Your instructions
Would you write out all of the records that follow, exactly as they stand?

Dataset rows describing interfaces
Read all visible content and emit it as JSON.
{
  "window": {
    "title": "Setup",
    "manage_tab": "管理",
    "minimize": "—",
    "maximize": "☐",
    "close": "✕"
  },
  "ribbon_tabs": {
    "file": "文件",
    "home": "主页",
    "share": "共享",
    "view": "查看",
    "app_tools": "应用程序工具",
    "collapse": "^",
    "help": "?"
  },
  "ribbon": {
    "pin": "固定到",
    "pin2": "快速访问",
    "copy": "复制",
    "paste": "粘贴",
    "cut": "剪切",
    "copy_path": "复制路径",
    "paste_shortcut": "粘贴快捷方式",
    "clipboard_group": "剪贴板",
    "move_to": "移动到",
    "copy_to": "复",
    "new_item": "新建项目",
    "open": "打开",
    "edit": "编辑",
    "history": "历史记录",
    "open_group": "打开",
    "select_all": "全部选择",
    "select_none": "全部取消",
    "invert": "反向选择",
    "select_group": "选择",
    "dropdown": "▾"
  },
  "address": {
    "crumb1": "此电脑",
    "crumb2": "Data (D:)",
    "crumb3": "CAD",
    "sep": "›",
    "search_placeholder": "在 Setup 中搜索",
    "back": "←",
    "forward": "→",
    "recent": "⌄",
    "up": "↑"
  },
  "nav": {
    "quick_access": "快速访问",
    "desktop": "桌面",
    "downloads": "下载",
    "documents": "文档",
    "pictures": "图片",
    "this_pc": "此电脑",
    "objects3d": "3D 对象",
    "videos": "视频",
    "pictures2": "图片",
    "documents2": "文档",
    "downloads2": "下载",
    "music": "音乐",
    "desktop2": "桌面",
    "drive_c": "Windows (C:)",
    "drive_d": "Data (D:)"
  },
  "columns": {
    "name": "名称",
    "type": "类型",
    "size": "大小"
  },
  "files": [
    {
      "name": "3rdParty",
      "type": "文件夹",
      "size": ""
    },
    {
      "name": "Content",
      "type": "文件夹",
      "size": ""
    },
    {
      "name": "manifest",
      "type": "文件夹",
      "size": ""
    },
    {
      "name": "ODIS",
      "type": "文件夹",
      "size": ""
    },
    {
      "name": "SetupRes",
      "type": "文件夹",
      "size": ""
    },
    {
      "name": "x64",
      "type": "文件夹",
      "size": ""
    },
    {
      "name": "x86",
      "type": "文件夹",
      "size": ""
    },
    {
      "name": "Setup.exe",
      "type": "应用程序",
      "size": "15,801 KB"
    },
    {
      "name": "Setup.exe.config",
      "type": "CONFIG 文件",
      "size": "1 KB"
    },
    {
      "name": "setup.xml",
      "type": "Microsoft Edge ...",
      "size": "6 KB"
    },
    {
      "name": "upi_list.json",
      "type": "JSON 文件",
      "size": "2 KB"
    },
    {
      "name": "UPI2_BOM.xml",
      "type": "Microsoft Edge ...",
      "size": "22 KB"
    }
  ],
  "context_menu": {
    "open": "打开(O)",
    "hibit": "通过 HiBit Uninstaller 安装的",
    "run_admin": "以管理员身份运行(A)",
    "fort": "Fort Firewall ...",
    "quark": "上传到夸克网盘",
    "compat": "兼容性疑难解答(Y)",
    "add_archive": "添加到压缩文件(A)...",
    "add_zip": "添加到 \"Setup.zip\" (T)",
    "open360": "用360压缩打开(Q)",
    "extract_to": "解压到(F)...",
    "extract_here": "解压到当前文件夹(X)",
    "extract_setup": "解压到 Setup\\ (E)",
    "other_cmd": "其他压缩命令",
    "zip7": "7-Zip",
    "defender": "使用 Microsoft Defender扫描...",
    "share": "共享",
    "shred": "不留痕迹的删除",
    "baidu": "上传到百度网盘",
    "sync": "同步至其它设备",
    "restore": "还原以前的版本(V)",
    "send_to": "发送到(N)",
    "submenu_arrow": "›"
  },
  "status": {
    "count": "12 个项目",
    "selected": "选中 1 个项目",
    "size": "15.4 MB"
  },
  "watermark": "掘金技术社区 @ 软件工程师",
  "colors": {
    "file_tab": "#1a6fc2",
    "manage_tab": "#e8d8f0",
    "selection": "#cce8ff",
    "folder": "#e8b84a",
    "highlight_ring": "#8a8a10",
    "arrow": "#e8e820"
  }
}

Task result
Read all visible content and emit it as JSON.
{
  "window": {
    "title": "Setup",
    "manage_tab": "管理",
    "minimize": "—",
    "maximize": "☐",
    "close": "✕"
  },
  "ribbon_tabs": {
    "file": "文件",
    "home": "主页",
    "share": "共享",
    "view": "查看",
    "app_tools": "应用程序工具",
    "collapse": "^",
    "help": "?"
  },
  "ribbon": {
    "pin": "固定到",
    "pin2": "快速访问",
    "copy": "复制",
    "paste": "粘贴",
    "cut": "剪切",
    "copy_path": "复制路径",
    "paste_shortcut": "粘贴快捷方式",
    "clipboard_group": "剪贴板",
    "move_to": "移动到",
    "copy_to": "复",
    "new_item": "新建项目",
    "open": "打开",
    "edit": "编辑",
    "history": "历史记录",
    "open_group": "打开",
    "select_all": "全部选择",
    "select_none": "全部取消",
    "invert": "反向选择",
    "select_group": "选择",
    "dropdown": "▾"
  },
  "address": {
    "crumb1": "此电脑",
    "crumb2": "Data (D:)",
    "crumb3": "CAD",
    "sep": "›",
    "search_placeholder": "在 Setup 中搜索",
    "back": "←",
    "forward": "→",
    "recent": "⌄",
    "up": "↑"
  },
  "nav": {
    "quick_access": "快速访问",
    "desktop": "桌面",
    "downloads": "下载",
    "documents": "文档",
    "pictures": "图片",
    "this_pc": "此电脑",
    "objects3d": "3D 对象",
    "videos": "视频",
    "pictures2": "图片",
    "documents2": "文档",
    "downloads2": "下载",
    "music": "音乐",
    "desktop2": "桌面",
    "drive_c": "Windows (C:)",
    "drive_d": "Data (D:)"
  },
  "columns": {
    "name": "名称",
    "type": "类型",
    "size": "大小"
  },
  "files": [
    {
      "name": "3rdParty",
      "type": "文件夹",
      "size": ""
    },
    {
      "name": "Content",
      "type": "文件夹",
      "size": ""
    },
    {
      "name": "manifest",
      "type": "文件夹",
      "size": ""
    },
    {
      "name": "ODIS",
      "type": "文件夹",
      "size": ""
    },
    {
      "name": "SetupRes",
      "type": "文件夹",
      "size": ""
    },
    {
      "name": "x64",
      "type": "文件夹",
      "size": ""
    },
    {
      "name": "x86",
      "type": "文件夹",
      "size": ""
    },
    {
      "name": "Setup.exe",
      "type": "应用程序",
      "size": "15,801 KB"
    },
    {
      "name": "Setup.exe.config",
      "type": "CONFIG 文件",
      "size": "1 KB"
    },
    {
      "name": "setup.xml",
      "type": "Microsoft Edge ...",
      "size": "6 KB"
    },
    {
      "name": "upi_list.json",
      "type": "JSON 文件",
      "size": "2 KB"
    },
    {
      "name": "UPI2_BOM.xml",
      "type": "Microsoft Edge ...",
      "size": "22 KB"
    }
  ],
  "context_menu": {
    "open": "打开(O)",
    "hibit": "通过 HiBit Uninstaller 安装的",
    "run_admin": "以管理员身份运行(A)",
    "fort": "Fort Firewall ...",
    "quark": "上传到夸克网盘",
    "compat": "兼容性疑难解答(Y)",
    "add_archive": "添加到压缩文件(A)...",
    "add_zip": "添加到 \"Setup.zip\" (T)",
    "open360": "用360压缩打开(Q)",
    "extract_to": "解压到(F)...",
    "extract_here": "解压到当前文件夹(X)",
    "extract_setup": "解压到 Setup\\ (E)",
    "other_cmd": "其他压缩命令",
    "zip7": "7-Zip",
    "defender": "使用 Microsoft Defender扫描...",
    "share": "共享",
    "shred": "不留痕迹的删除",
    "baidu": "上传到百度网盘",
    "sync": "同步至其它设备",
    "restore": "还原以前的版本(V)",
    "send_to": "发送到(N)",
    "submenu_arrow": "›"
  },
  "status": {
    "count": "12 个项目",
    "selected": "选中 1 个项目",
    "size": "15.4 MB"
  },
  "watermark": "掘金技术社区 @ 软件工程师",
  "colors": {
    "file_tab": "#1a6fc2",
    "manage_tab": "#e8d8f0",
    "selection": "#cce8ff",
    "folder": "#e8b84a",
    "highlight_ring": "#8a8a10",
    "arrow": "#e8e820"
  }
}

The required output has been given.